Another big festival took place down in Hot Springs on May 30. The Hot Springs Craft Beer Festival, put on by the Spa City Blues Society, was held in the convention center just off historic Central Avenue.
Beer is fast becoming a big deal in this resort town, with the recent arrival of its very own brewery – Superior Bathhouse Brewery and Distillery – and an improving selection of out-of-state beers at retail. The local popularity of craft beer was evident when the festival officially commenced at 6 p.m. and over 1,000 people streamed through the convention hall doors.
One of the first things I noticed when I entered the festival had nothing to do with beer. There were a number of food vendors set up, including Buffalo Wild Wings, Jimmy John’s, and Silk’s – the new restaurant inside Oaklawn Park. I walked around for a while before I realized no money was changing hands at the food tables. Amazingly, the food was built into the price of the festival ticket! A couple of bacon cheeseburger sliders later I was ready to sample some beer.
Central Arkansas is picking up steam when it comes to brewing good beer. The Hot Springs Craft Beer Festival was a good place to sample some of the beers from the 501 area code since most aren’t available in Northwest Arkansas.
The first brewery I visited was Little Rock’s Lost Forty, which has quickly made a name for itself with its tasty beer and splashy marketing. Its Pale Ale and Love Honey Bock were both excellent beers and worthy of the hype. It’s obvious that the people behind this brewery know what they’re doing. I wouldn’t be surprised to see Lost Forty all over Northwest Arkansas soon.
Also from Little Rock, Flyway Brewing brought perhaps the most interesting beer at the festival. Pick-a-Pepper Pale Ale was brewed with poblano and jalapeno peppers. I’ve had pepper beers that were good, but maybe twice as many that were downright bad. So I was skeptical as I listened to the brewer describe the process of obtaining aromatics from the peppers while removing the heat from the taste. But he was spot on! The nose was full-on poblano and the beer went down smooth with a delicate flavor.

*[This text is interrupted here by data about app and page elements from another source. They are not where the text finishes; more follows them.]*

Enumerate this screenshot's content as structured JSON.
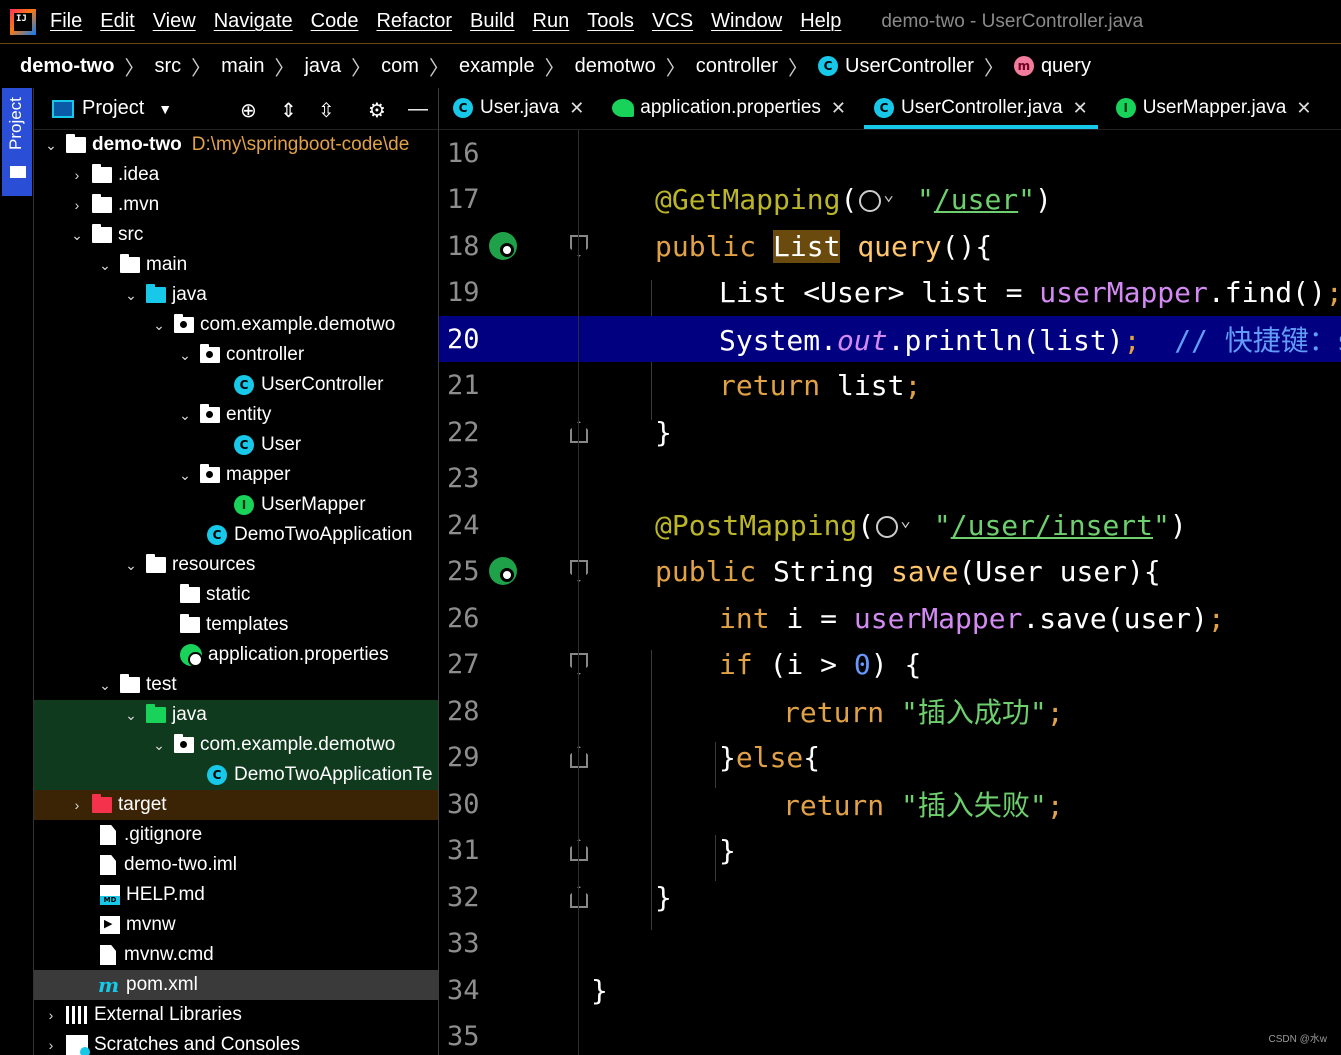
{
  "menu": {
    "items": [
      "File",
      "Edit",
      "View",
      "Navigate",
      "Code",
      "Refactor",
      "Build",
      "Run",
      "Tools",
      "VCS",
      "Window",
      "Help"
    ],
    "window_title": "demo-two - UserController.java"
  },
  "breadcrumb": {
    "items": [
      "demo-two",
      "src",
      "main",
      "java",
      "com",
      "example",
      "demotwo",
      "controller",
      "UserController",
      "query"
    ]
  },
  "toolstrip": {
    "project_tab": "Project"
  },
  "project_panel": {
    "title": "Project",
    "root_path": "D:\\my\\springboot-code\\de",
    "tree": [
      {
        "label": "demo-two",
        "depth": 0
      },
      {
        "label": ".idea",
        "depth": 1
      },
      {
        "label": ".mvn",
        "depth": 1
      },
      {
        "label": "src",
        "depth": 1
      },
      {
        "label": "main",
        "depth": 2
      },
      {
        "label": "java",
        "depth": 3
      },
      {
        "label": "com.example.demotwo",
        "depth": 4
      },
      {
        "label": "controller",
        "depth": 5
      },
      {
        "label": "UserController",
        "depth": 6
      },
      {
        "label": "entity",
        "depth": 5
      },
      {
        "label": "User",
        "depth": 6
      },
      {
        "label": "mapper",
        "depth": 5
      },
      {
        "label": "UserMapper",
        "depth": 6
      },
      {
        "label": "DemoTwoApplication",
        "depth": 5
      },
      {
        "label": "resources",
        "depth": 3
      },
      {
        "label": "static",
        "depth": 4
      },
      {
        "label": "templates",
        "depth": 4
      },
      {
        "label": "application.properties",
        "depth": 4
      },
      {
        "label": "test",
        "depth": 2
      },
      {
        "label": "java",
        "depth": 3
      },
      {
        "label": "com.example.demotwo",
        "depth": 4
      },
      {
        "label": "DemoTwoApplicationTe",
        "depth": 5
      },
      {
        "label": "target",
        "depth": 1
      },
      {
        "label": ".gitignore",
        "depth": 1
      },
      {
        "label": "demo-two.iml",
        "depth": 1
      },
      {
        "label": "HELP.md",
        "depth": 1
      },
      {
        "label": "mvnw",
        "depth": 1
      },
      {
        "label": "mvnw.cmd",
        "depth": 1
      },
      {
        "label": "pom.xml",
        "depth": 1
      },
      {
        "label": "External Libraries",
        "depth": 0
      },
      {
        "label": "Scratches and Consoles",
        "depth": 0
      }
    ]
  },
  "editor": {
    "tabs": [
      {
        "label": "User.java"
      },
      {
        "label": "application.properties"
      },
      {
        "label": "UserController.java",
        "active": true
      },
      {
        "label": "UserMapper.java"
      }
    ],
    "current_line": 20,
    "lines": [
      {
        "n": "16",
        "text": ""
      },
      {
        "n": "17",
        "text": "@GetMapping(\"/user\")"
      },
      {
        "n": "18",
        "text": "public List query(){"
      },
      {
        "n": "19",
        "text": "List <User> list = userMapper.find();"
      },
      {
        "n": "20",
        "text": "System.out.println(list);  // 快捷键：so"
      },
      {
        "n": "21",
        "text": "return list;"
      },
      {
        "n": "22",
        "text": "}"
      },
      {
        "n": "23",
        "text": ""
      },
      {
        "n": "24",
        "text": "@PostMapping(\"/user/insert\")"
      },
      {
        "n": "25",
        "text": "public String save(User user){"
      },
      {
        "n": "26",
        "text": "int i = userMapper.save(user);"
      },
      {
        "n": "27",
        "text": "if (i > 0) {"
      },
      {
        "n": "28",
        "text": "return \"插入成功\";"
      },
      {
        "n": "29",
        "text": "}else{"
      },
      {
        "n": "30",
        "text": "return \"插入失败\";"
      },
      {
        "n": "31",
        "text": "}"
      },
      {
        "n": "32",
        "text": "}"
      },
      {
        "n": "33",
        "text": ""
      },
      {
        "n": "34",
        "text": "}"
      },
      {
        "n": "35",
        "text": ""
      }
    ]
  },
  "watermark": "CSDN @水w"
}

Look for Flyway when you head down to the capitol city.
The most interesting brewers at the festival were from Blood Eagle Brewing, a new Little Rock venture that is using the crowdfunding technique to get things going. Adorned in leather jackets, piercing, and tattoos, they were the rowdiest looking bunch in the room. They poured a few beers they are pilot testing, most notably an imperial beer that I finished the night with. It was a nice beer that capped an excellent night of drinking in Hot Springs.
Beer festivals are outstanding opportunities to try new beers and hang out with great people. Fortunately, there are several more opportunities this year to get out and experience one for yourself. Here are a few notable festivals coming up in Arkansas:
|NWA Beer & Burger Fest||Walmart Amp, Rogers||June 26|
|Arkansas Brewers Festival||Arkansas State Fair Grounds, Little Rock||July 18|
|The Great Arkansas Beer Festival||Statehouse Convention Center, Little Rock||Aug. 1|
|Little Rocktoberfest||Arkansas State Fair Grounds, Little Rock||Sept. 19|
|Arktoberfest||Downtown Arkadelphia||Oct. 10|
|Oktoberfest||Dickson Street, Fayetteville||Oct. 18|
|Arkansas Times Craft Beer Festival||Statehouse Convention Center, Little Rock||Oct. 23|